** Required action **
The expected answer is the data below, printed verbatim without its pictures.
[Data to process Boundary: Start]
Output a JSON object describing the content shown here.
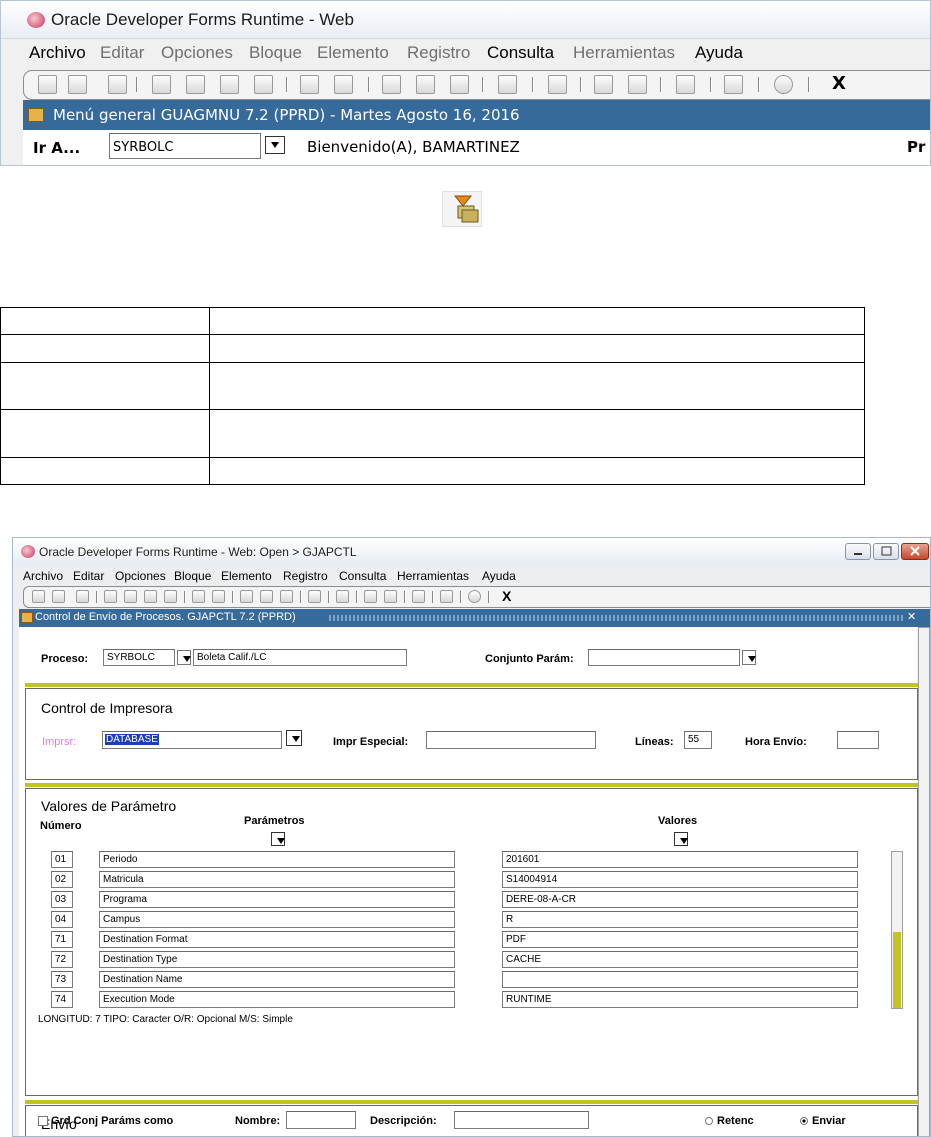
{
  "top_window": {
    "title": "Oracle Developer Forms Runtime - Web",
    "menu": [
      "Archivo",
      "Editar",
      "Opciones",
      "Bloque",
      "Elemento",
      "Registro",
      "Consulta",
      "Herramientas",
      "Ayuda"
    ],
    "toolbar_close": "X",
    "header": "Menú general  GUAGMNU  7.2  (PPRD) - Martes Agosto 16, 2016",
    "goto_label": "Ir A...",
    "goto_value": "SYRBOLC",
    "welcome": "Bienvenido(A), BAMARTINEZ",
    "right_cut": "Pr"
  },
  "bottom_window": {
    "title": "Oracle Developer Forms Runtime - Web:  Open > GJAPCTL",
    "menu": [
      "Archivo",
      "Editar",
      "Opciones",
      "Bloque",
      "Elemento",
      "Registro",
      "Consulta",
      "Herramientas",
      "Ayuda"
    ],
    "toolbar_close": "X",
    "header": "Control de Envío de Procesos.  GJAPCTL  7.2  (PPRD)",
    "proceso_label": "Proceso:",
    "proceso_value": "SYRBOLC",
    "proceso_desc": "Boleta Calif./LC",
    "conjunto_label": "Conjunto Parám:",
    "conjunto_value": "",
    "printer_section": "Control de Impresora",
    "imprsr_label": "Imprsr:",
    "imprsr_value": "DATABASE",
    "impr_especial_label": "Impr Especial:",
    "impr_especial_value": "",
    "lineas_label": "Líneas:",
    "lineas_value": "55",
    "hora_envio_label": "Hora Envío:",
    "hora_envio_value": "",
    "param_section": "Valores de Parámetro",
    "numero_header": "Número",
    "parametros_header": "Parámetros",
    "valores_header": "Valores",
    "params": [
      {
        "num": "01",
        "name": "Periodo",
        "value": "201601"
      },
      {
        "num": "02",
        "name": "Matricula",
        "value": "S14004914"
      },
      {
        "num": "03",
        "name": "Programa",
        "value": "DERE-08-A-CR"
      },
      {
        "num": "04",
        "name": "Campus",
        "value": "R"
      },
      {
        "num": "71",
        "name": "Destination Format",
        "value": "PDF"
      },
      {
        "num": "72",
        "name": "Destination Type",
        "value": "CACHE"
      },
      {
        "num": "73",
        "name": "Destination Name",
        "value": ""
      },
      {
        "num": "74",
        "name": "Execution Mode",
        "value": "RUNTIME"
      }
    ],
    "hint": "LONGITUD: 7 TIPO: Caracter O/R: Opcional M/S: Simple",
    "envio_section": "Envío",
    "grd_label": "Grd Conj Paráms como",
    "nombre_label": "Nombre:",
    "descripcion_label": "Descripción:",
    "retenc_label": "Retenc",
    "enviar_label": "Enviar"
  }
}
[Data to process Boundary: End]
** Expected answer **
Output a JSON object describing the content shown here.
{
  "top_window": {
    "title": "Oracle Developer Forms Runtime - Web",
    "menu": [
      "Archivo",
      "Editar",
      "Opciones",
      "Bloque",
      "Elemento",
      "Registro",
      "Consulta",
      "Herramientas",
      "Ayuda"
    ],
    "toolbar_close": "X",
    "header": "Menú general  GUAGMNU  7.2  (PPRD) - Martes Agosto 16, 2016",
    "goto_label": "Ir A...",
    "goto_value": "SYRBOLC",
    "welcome": "Bienvenido(A), BAMARTINEZ",
    "right_cut": "Pr"
  },
  "bottom_window": {
    "title": "Oracle Developer Forms Runtime - Web:  Open > GJAPCTL",
    "menu": [
      "Archivo",
      "Editar",
      "Opciones",
      "Bloque",
      "Elemento",
      "Registro",
      "Consulta",
      "Herramientas",
      "Ayuda"
    ],
    "toolbar_close": "X",
    "header": "Control de Envío de Procesos.  GJAPCTL  7.2  (PPRD)",
    "proceso_label": "Proceso:",
    "proceso_value": "SYRBOLC",
    "proceso_desc": "Boleta Calif./LC",
    "conjunto_label": "Conjunto Parám:",
    "conjunto_value": "",
    "printer_section": "Control de Impresora",
    "imprsr_label": "Imprsr:",
    "imprsr_value": "DATABASE",
    "impr_especial_label": "Impr Especial:",
    "impr_especial_value": "",
    "lineas_label": "Líneas:",
    "lineas_value": "55",
    "hora_envio_label": "Hora Envío:",
    "hora_envio_value": "",
    "param_section": "Valores de Parámetro",
    "numero_header": "Número",
    "parametros_header": "Parámetros",
    "valores_header": "Valores",
    "params": [
      {
        "num": "01",
        "name": "Periodo",
        "value": "201601"
      },
      {
        "num": "02",
        "name": "Matricula",
        "value": "S14004914"
      },
      {
        "num": "03",
        "name": "Programa",
        "value": "DERE-08-A-CR"
      },
      {
        "num": "04",
        "name": "Campus",
        "value": "R"
      },
      {
        "num": "71",
        "name": "Destination Format",
        "value": "PDF"
      },
      {
        "num": "72",
        "name": "Destination Type",
        "value": "CACHE"
      },
      {
        "num": "73",
        "name": "Destination Name",
        "value": ""
      },
      {
        "num": "74",
        "name": "Execution Mode",
        "value": "RUNTIME"
      }
    ],
    "hint": "LONGITUD: 7 TIPO: Caracter O/R: Opcional M/S: Simple",
    "envio_section": "Envío",
    "grd_label": "Grd Conj Paráms como",
    "nombre_label": "Nombre:",
    "descripcion_label": "Descripción:",
    "retenc_label": "Retenc",
    "enviar_label": "Enviar"
  }
}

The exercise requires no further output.